Data extract below:

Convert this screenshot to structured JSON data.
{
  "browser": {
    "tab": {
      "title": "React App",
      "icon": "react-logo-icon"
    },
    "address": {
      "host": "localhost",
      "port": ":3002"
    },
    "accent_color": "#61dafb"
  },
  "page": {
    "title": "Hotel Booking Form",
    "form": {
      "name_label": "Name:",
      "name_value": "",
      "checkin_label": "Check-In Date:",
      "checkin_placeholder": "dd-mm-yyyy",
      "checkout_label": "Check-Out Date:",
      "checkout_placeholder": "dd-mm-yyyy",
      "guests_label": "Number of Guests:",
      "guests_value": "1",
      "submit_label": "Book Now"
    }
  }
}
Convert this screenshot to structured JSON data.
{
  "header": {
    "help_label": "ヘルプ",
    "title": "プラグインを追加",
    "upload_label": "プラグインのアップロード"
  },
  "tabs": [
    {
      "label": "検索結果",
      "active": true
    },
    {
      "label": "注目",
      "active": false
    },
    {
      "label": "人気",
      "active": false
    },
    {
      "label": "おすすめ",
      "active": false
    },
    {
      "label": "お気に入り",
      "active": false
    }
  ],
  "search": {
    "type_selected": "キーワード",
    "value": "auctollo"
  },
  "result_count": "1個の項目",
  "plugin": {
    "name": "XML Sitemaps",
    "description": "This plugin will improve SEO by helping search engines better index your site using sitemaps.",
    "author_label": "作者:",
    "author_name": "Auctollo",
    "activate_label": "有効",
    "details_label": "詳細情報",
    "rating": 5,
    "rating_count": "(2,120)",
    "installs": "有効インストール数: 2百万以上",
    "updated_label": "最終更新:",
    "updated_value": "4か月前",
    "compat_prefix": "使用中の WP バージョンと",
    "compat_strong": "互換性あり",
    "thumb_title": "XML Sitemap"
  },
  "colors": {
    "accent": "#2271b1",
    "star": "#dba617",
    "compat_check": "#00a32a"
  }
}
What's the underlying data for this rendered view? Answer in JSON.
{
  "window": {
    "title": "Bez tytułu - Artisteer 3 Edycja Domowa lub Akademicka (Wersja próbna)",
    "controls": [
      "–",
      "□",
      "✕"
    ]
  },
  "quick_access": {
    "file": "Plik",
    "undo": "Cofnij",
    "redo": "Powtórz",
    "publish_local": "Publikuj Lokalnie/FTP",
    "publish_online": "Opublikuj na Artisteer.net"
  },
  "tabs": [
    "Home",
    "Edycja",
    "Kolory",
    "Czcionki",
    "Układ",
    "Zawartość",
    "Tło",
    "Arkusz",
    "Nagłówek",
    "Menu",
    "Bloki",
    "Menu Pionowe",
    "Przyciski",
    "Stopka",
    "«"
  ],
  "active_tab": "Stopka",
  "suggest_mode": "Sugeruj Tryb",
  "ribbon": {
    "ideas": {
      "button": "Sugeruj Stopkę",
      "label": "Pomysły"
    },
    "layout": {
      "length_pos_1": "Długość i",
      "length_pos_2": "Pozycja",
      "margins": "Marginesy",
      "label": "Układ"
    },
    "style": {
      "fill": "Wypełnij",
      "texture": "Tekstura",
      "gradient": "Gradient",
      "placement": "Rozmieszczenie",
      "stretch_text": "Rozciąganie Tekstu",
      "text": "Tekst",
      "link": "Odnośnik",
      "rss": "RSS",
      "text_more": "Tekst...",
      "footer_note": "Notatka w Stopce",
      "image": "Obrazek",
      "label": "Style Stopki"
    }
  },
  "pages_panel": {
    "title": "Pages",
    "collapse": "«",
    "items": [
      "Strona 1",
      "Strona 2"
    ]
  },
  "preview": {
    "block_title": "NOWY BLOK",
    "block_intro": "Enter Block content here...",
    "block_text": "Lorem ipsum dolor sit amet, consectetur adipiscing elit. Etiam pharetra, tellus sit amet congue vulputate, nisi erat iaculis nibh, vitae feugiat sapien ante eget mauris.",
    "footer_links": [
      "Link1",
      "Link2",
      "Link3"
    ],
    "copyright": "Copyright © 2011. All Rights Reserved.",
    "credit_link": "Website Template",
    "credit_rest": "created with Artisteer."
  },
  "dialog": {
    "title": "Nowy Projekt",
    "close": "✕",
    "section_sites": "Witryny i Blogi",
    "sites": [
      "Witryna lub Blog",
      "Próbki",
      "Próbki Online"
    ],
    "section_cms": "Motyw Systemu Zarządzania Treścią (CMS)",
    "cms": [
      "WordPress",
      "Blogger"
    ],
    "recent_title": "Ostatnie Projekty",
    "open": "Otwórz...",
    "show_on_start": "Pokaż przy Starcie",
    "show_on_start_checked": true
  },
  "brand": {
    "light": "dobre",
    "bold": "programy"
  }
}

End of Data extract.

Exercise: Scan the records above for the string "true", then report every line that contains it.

Response to this task:
      "active": true
    "show_on_start_checked": true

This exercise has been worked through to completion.